We have convinced ourselves that the dead body is "just a shell"--a thing of no value once it ceases to breath. As if the timepeace my great grandfather brought from West Clare a century and a half ago becomes "just a watch" once it has quit ticking.
|...whether dead bodies are consigned to the earth, the fire, the sea, or the air, it seems that family and friends should take part in filling the holes, stoking the fires, keeping the vigil until the job is done.|
A dead body presents the living with more than just practical concerns--what to do before the odor and flies and rot appear. The dead body is an emblem of our nature and mortality, an icon of our attachments, relationships, and losses, the corruptible remnants of our connection, by flesh, by faith, or in fact, with the incorruptible Creator or creation.

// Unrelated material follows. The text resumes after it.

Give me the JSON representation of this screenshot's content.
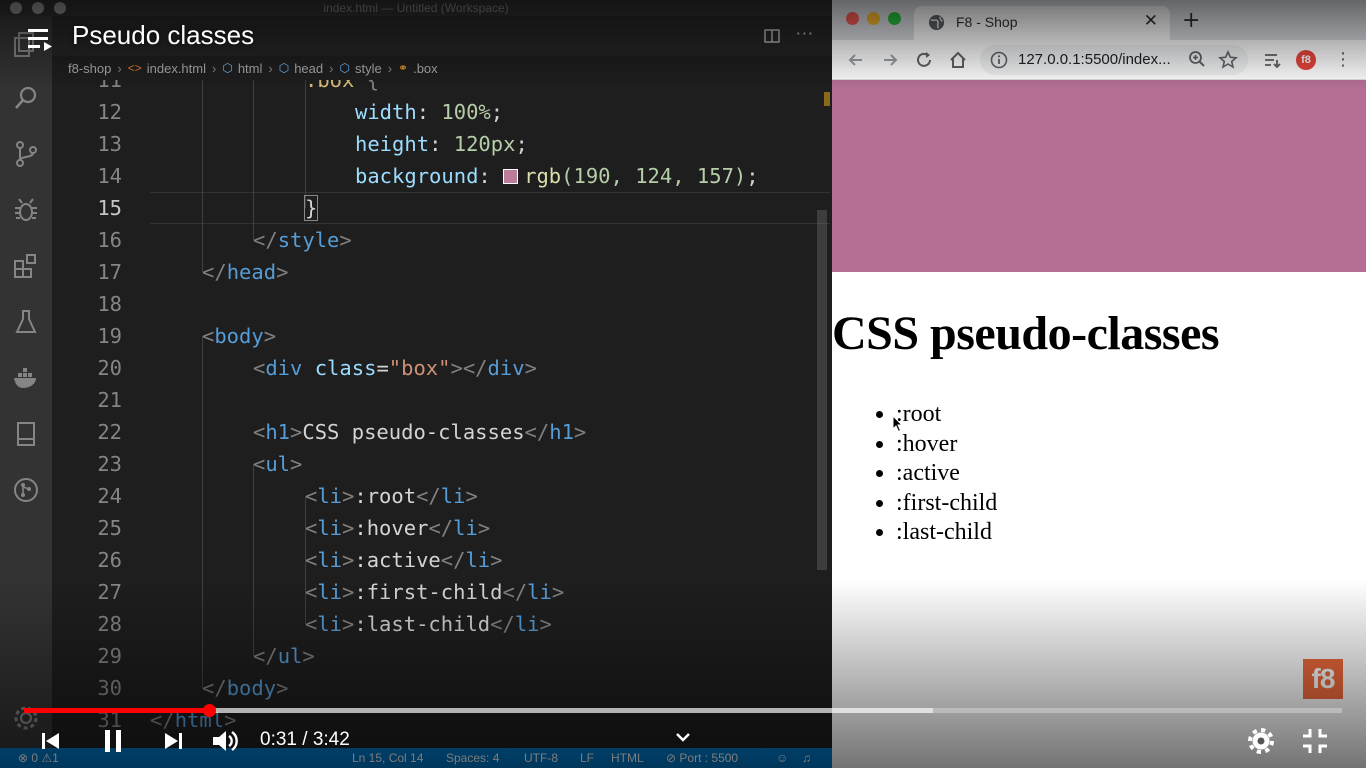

Before humans learned farming or alphabets, we learned to bury and burn our dead with ceremony--to act out in organized, purposeful, highly stylized liturgies, those things that are hard to put in words: great faith and great love, great hope and despair, good grief.
Whether we bury or burn or blast the dead in rockets to the moon, oughtn't the living take their part in these sad duties? The care of the dead by the living seems among the most ancient and honorable obligations. Wakes and funerals provide a witness to the lives that have been lived, the deaths that occur, and the relationships that were and remain. And whether dead bodies are consigned to the earth, the fire, the sea, or the air, it seems that family and friends should take part in filling the holes, stoking the fires, keeping the vigil until the job is done. To farm out the honorable duties that attend the disposition of the dead, by cell phone and credit card, to some eager "death care" salesperson seems a missed boat, a lost chance to bring meaning to our mortality.
Whether earth returns to earth, or ashes to ashes, or dust to dust, what happens to my dead body is a matter of profound indifference to me. My guess is that being dead means you don't have to care about what is done to you, or for you, or with you, or about you. But whatever is done, I want my people to watch and wait until the job is finished. I want them, like their species has done for 40 or 50,000 years now, to look into the hole or fire or sea or cyber-tomb--whatever void I am consigned to--I want them to look into that depth or darkness or blinding light and watch and wonder and bear witness. It honors the dead, instructs the living, and ennobles the species in ways that matter.